Historically, evidence of subsequent remedial measures was not allowed in lawsuits for two reasons: first, the relevance of such evidence was questionable, since liability is assessed based on the circumstances at the time of the incident, not the situation enhanced with hindsight. And second, using this kind of evidence might deter remedial measures in the future. If improvements can be used against defendants, they have reason to hold off until the threat of liability is gone.
Since 1988, the courts have challenged the traditional reasons for excluding remedial measures as evidence. In Algoma Central Railway v. Herb Fraser and Associates Ltd, the judges questioned the “deterrent” rationale, noting that a reasonable citizen would not be influenced by potential liability when deciding whether or not to make repairs or improvements to their property.

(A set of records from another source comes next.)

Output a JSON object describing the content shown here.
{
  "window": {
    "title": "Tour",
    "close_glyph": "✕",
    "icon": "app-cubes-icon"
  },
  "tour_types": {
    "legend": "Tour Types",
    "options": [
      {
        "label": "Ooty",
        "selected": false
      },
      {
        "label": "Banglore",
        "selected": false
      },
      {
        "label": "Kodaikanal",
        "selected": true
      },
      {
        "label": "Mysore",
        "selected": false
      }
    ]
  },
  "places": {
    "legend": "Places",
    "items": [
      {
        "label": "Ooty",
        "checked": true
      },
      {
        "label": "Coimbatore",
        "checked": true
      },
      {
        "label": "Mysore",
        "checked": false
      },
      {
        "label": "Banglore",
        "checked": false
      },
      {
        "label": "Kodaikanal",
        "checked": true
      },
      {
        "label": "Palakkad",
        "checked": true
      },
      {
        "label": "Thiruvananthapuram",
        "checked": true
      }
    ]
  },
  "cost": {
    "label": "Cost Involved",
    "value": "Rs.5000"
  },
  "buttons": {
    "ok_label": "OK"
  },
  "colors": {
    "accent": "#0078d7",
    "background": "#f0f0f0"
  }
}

More recently, in Sandhu v. Wellington Place Apartments, the Ontario Court of Appeal found that evidence of subsequent remedial measures actually can be relevant and admissible. Their caveat was that this evidence cannot be used on its own to prove liability. Just because a defendant made their site safer after an incident, there was not necessarily a problem with the site earlier. Teglas v. City of Brantford et al. in 2020 and Moffit v. TD Canada Trust in 2021 followed this approach: the evidence is admissible but must be accompanied by a statement that the evidence is not, on its own, proof of negligence. However, in Moffit v. TD Canada Trust, Justice Lemay pointed out that while subsequent remedial measures may not be taken as the only evidence, that info can certainly help gauge whether the same steps should have been taken sooner—that is, prior to the incident.
In the medical malpractice context, two 2022 decisions have continued to reject questions on remedial measures at the discovery phase. In Algarawi v. Berger and Gurprasad v. Kim, the defendants had refused questions about the quality of care post-incident. When considering motions to compel answers to those questions, the judges upheld the defendants’ refusals.
The doctors did not have to discuss remedial actions in part because the questions were about potential measures, not steps they actually took after the incident. And reaffirming the original rationale for excluding remedial measures as evidence, the judge also upheld the doctors’ refusals because a physician’s conduct must be assessed based on the circumstances at the time of the alleged negligence, not in retrospect.
It’s fair to be concerned about the use of subsequent remedial measures as evidence, especially for anyone responding to incidents on a site in their control. However, all these recent cases have noted the limits of when “coulda” and “woulda” will determine what you “shoulda” done, and hopefully, this comforts do-gooders who want to improve safety without an expensive penalty.
Just because a defendant made their site safer after an incident, there was not necessarily a problem with the site earlier.